Sri Lanka says army aided renegade rebels
COLOMBO: Sri Lanka’s military was involved in helping a breakaway rebel faction, the government said on Thursday in comments likely to erode trust with the Tamil Tigers rebels as they seek to restart a stalled peace bid.
But it denied accusations by the Liberation Tigers of Tamil Eelam (LTTE) that the army as a whole was complicit. Elements of the military had acted on their own to help eastern rebel commander Karuna after he broke from the main rebel group, the government said. “Obviously there has been military personnel involved. That we cannot deny,” cabinet spokesman Mangala Samaraweera told a news conference.
But the government itself was not involved, he said.
“I wish to state categorically that the government has had no direct or indirect involvement with the breakaway LTTE faction.”
The military has also repeatedly denied its involvement.

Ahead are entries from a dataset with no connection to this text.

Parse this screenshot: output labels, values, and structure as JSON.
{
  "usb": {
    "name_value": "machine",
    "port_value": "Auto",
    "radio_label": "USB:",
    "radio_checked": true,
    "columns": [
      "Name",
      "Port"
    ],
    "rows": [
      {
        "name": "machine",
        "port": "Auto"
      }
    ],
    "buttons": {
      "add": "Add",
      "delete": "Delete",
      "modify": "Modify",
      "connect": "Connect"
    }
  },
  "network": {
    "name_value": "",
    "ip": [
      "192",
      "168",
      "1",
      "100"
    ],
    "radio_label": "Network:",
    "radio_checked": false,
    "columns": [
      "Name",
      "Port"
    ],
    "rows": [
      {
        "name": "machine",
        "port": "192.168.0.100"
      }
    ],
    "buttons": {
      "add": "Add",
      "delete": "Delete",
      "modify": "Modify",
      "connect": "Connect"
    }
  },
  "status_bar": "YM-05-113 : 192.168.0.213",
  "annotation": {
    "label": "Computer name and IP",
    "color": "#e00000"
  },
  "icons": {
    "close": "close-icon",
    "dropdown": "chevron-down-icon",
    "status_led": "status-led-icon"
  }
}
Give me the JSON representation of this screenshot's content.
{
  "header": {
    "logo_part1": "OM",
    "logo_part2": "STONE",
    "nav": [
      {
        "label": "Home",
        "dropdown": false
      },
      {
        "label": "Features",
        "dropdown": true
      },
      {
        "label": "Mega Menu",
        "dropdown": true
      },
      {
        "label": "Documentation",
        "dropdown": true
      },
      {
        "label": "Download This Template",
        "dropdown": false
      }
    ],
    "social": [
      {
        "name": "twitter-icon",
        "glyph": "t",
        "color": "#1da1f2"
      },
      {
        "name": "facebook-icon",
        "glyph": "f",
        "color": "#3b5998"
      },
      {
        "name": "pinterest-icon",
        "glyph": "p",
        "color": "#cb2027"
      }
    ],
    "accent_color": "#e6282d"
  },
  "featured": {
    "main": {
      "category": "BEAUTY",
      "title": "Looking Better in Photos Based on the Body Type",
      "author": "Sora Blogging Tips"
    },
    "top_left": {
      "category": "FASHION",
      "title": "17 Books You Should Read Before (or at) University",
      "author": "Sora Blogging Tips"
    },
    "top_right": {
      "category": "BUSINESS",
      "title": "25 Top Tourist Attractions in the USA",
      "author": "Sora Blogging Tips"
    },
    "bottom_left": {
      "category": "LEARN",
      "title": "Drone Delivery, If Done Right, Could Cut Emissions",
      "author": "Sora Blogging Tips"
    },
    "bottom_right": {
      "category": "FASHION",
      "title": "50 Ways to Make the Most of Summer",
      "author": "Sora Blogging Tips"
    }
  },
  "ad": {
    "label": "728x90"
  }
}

But that is likely to do little to placate the Tigers, who already distrust the minority government elected early in April and say President Chandrika Kumaratunga — who is also commander-in-chief of the armed forces — has not been sincere about efforts to restart talks to end two decades of civil war. The Tigers have made no official comment but monitors overseeing the February 2002 truce that halted the fighting confirmed the rebels had suspended regular meetings with the government in the east. “The LTTE has cancelled all meetings with the government in Batticaloa-Amapara. It’s because of this Karuna affair,” said Disa Finnboga, spokeswoman for the Sri Lanka Monitoring Mission. reuters